- What you have to do
Scan the data below and pick out the lines containing the word "JSON".

BEGIN Listed records

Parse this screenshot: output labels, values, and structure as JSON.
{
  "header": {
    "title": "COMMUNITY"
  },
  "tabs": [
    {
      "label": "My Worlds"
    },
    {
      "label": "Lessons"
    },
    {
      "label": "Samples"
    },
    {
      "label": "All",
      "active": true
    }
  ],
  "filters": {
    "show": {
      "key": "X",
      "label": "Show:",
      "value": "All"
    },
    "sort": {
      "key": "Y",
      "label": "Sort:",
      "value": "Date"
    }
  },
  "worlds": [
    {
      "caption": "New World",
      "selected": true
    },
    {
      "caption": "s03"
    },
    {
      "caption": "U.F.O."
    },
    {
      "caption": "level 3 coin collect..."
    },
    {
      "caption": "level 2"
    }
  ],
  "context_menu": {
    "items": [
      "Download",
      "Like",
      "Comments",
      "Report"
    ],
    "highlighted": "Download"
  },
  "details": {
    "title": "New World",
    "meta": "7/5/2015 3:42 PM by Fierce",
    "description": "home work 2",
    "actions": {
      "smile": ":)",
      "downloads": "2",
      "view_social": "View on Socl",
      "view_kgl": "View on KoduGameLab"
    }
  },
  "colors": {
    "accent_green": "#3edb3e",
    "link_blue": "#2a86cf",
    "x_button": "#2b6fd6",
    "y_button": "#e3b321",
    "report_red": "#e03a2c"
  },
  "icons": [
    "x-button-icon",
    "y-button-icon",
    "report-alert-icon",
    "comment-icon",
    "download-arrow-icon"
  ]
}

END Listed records
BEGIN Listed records

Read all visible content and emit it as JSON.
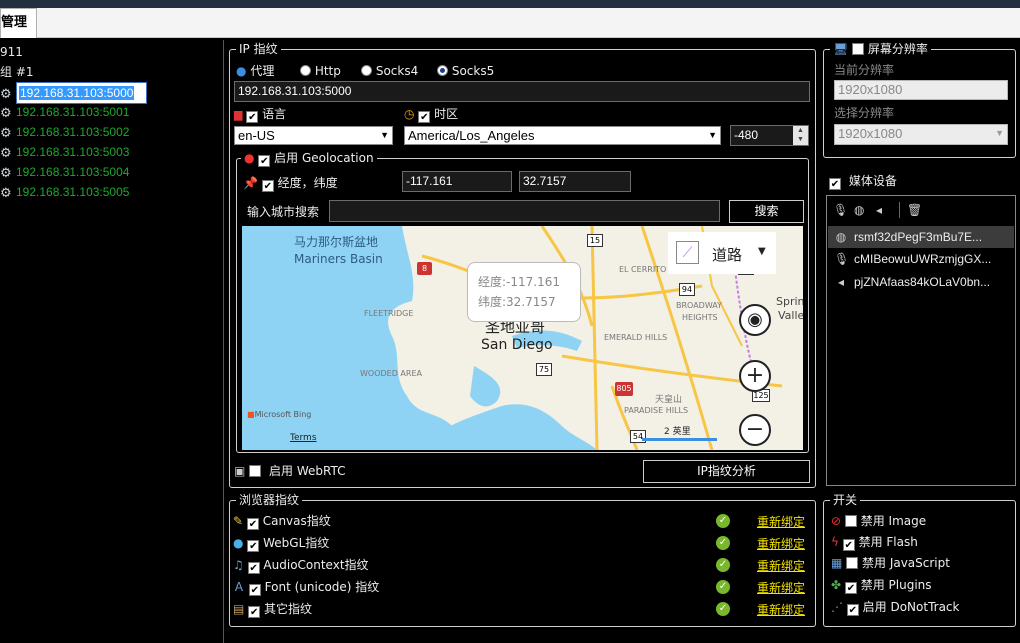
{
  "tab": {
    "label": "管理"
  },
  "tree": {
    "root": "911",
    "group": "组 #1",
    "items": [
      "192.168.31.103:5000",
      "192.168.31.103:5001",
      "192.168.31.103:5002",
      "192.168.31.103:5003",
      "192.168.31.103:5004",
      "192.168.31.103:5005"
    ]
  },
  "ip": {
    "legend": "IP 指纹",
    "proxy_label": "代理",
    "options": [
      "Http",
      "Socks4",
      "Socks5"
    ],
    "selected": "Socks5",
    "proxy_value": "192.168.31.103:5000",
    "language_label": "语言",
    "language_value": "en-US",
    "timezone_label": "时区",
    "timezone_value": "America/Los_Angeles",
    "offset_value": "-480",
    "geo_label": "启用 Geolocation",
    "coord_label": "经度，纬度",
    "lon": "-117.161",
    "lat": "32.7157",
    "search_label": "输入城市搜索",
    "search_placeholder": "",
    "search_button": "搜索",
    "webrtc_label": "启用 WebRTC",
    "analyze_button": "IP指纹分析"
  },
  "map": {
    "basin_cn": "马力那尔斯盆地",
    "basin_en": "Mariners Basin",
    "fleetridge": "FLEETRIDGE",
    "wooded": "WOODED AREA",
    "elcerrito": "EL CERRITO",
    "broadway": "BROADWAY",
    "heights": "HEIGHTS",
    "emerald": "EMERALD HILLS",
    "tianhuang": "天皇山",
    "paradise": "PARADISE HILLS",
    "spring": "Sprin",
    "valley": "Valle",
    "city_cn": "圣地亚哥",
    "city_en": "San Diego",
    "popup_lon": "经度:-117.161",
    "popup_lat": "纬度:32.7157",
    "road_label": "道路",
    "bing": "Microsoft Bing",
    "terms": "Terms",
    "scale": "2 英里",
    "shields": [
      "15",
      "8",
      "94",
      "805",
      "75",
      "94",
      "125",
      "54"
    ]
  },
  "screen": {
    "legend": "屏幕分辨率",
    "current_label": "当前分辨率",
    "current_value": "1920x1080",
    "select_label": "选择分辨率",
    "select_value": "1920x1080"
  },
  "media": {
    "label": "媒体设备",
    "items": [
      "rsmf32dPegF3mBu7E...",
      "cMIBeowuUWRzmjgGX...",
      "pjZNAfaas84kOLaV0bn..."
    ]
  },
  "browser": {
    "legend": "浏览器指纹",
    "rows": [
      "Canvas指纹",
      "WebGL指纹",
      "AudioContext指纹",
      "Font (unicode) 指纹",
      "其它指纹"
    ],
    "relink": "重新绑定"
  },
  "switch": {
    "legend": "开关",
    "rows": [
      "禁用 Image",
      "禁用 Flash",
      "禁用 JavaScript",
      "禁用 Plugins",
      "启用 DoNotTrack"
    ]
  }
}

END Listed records

- Solution to the problem
Parse this screenshot: output labels, values, and structure as JSON.
Read all visible content and emit it as JSON.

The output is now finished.